I was able to find some more information of another manufacture of a ballistic shield from during this period. Information from these articles don't seem to be to forthcoming with any production of these shields.
(North Otago Times, Otago NZ, Tuesday 20 Feb, 1900)
and another article.....
(Timaru Herald, Timaru NZ, Saturday 3 Feb, 1900)
and a story from the lighter-side.......
A "BULLET-PROOF" BREAST-
IT'S CONFIDENT INVENTOR.
MAJOR PARNELL MAKES A TEST.
The other day (says the Melbourne "Argus") a man walked into the Victoria Barracks, and asked to see the commandant. He had a parcel in his hand, and described himself as an inventor. What had he invented? Oh, it was just a little thing of his own. Would the General look at it? No, he had no time just then. The visitor should call again -or, better, let him see Major Parnell. Yes, the inventor could see him. He did.
"It is a breastplate, I have invented," said the man, as he drew out a thick, oval-shaped sheet of silver-like, metal. It looked solid, yet it was light. The major expressed his astonishment. The inventor smiled, "That is my secret," he said "That shield, sir, is bullet-proof. A Victorian soldier with one of those on his breast can face-"
"It seems extraordinary," said the major. "How do you know it will do all you say? There is only one way to test its powers." "Any test you like," said the inventor, proudly "We will try it with the revolver first," said the major, as he put a full round of cartridges into his Webley repeater, and led the way to the shooting alley. The breastplate was hung up at a range of about twenty-five yards, and as the major raised his tiny weapon to fire the inventor looked on confidently.
Bang! The Victorian soldier behind that breastplate would have had such a stream of daylight let into him that his bones would have remained in South Africa. " Try it again," said the inventor, slightly crestfallen "Hit more in the middle."
Bang! It was fair through the centre, a hole I that you could put your finger into. The inventor's jaw dropped Bang! bang! bang! His bulletproof breastplate was more like a colander now.
"I don't think we need try the rifle," said the major " You see, one of these .303 bullets will penetrate 12in of solid teak at 100 yards and then kill a man on the other side Would you like to see it-"
The inventor was satisfied, as he lifted down the remains of his breastplate and examined the ruin. From each hole puffs of white cotton-wool protruded. "Hello' what's this?" asked a bystander, as he dragged the wool through with his fingers. "Oh that was my secret," answered the inventor, with a sigh, as he walked away.
(The Sydney Morning Herald, Sydney NSW, Thursday 4 Jan, 1900)
Trev and any other interested Forum member
An obvious conclusion from the Timaru Herald of 3/2/1900. And, if a lead .455" projectile would punch through whatever it was that the inventor provided for Maj. Parnell to test at Vic Barracks, the shield was not up to much.

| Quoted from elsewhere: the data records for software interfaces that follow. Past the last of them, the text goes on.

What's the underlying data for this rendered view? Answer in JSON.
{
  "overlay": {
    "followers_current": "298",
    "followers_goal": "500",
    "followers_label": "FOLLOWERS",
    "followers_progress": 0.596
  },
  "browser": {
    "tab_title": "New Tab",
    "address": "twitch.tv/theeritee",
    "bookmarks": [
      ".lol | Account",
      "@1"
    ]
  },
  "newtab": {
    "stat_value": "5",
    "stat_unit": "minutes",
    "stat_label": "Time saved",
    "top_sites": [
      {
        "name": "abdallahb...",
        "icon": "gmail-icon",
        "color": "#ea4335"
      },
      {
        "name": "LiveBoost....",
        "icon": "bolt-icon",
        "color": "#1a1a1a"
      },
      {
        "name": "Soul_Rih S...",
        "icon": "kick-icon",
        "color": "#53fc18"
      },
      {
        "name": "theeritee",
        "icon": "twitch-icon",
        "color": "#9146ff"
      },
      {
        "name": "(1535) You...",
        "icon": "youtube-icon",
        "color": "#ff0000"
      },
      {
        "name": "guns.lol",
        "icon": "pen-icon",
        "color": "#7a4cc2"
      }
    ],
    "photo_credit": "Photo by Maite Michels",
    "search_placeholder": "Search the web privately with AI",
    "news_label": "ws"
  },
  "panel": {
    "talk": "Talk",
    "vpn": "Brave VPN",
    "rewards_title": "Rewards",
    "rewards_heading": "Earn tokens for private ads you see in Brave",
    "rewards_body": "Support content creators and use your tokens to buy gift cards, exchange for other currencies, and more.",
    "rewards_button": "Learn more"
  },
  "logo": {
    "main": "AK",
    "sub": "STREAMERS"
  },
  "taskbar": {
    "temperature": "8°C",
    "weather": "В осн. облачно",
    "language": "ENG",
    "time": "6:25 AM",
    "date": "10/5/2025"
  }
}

Over the years, the Forum has seen a couple of topics about the inventors of body shields etc., and what those inventors all those years ago have failed to realise is that the striking energy of a .303" Mk.2 or 7mm Mauser projectile at say 400y is upwards of 900 foot-pounds. For an individual wearing such an encumbrance, imagine the effect of a nine hundred pound weight trip-hammer striking upon it. Apart from knocking that unfortunate on his back, it would break every bone in his rib cage at least.
These days, with modern materials and ceramic plates, body armour is commonplace. But it is never as effective as it is on TV dramas.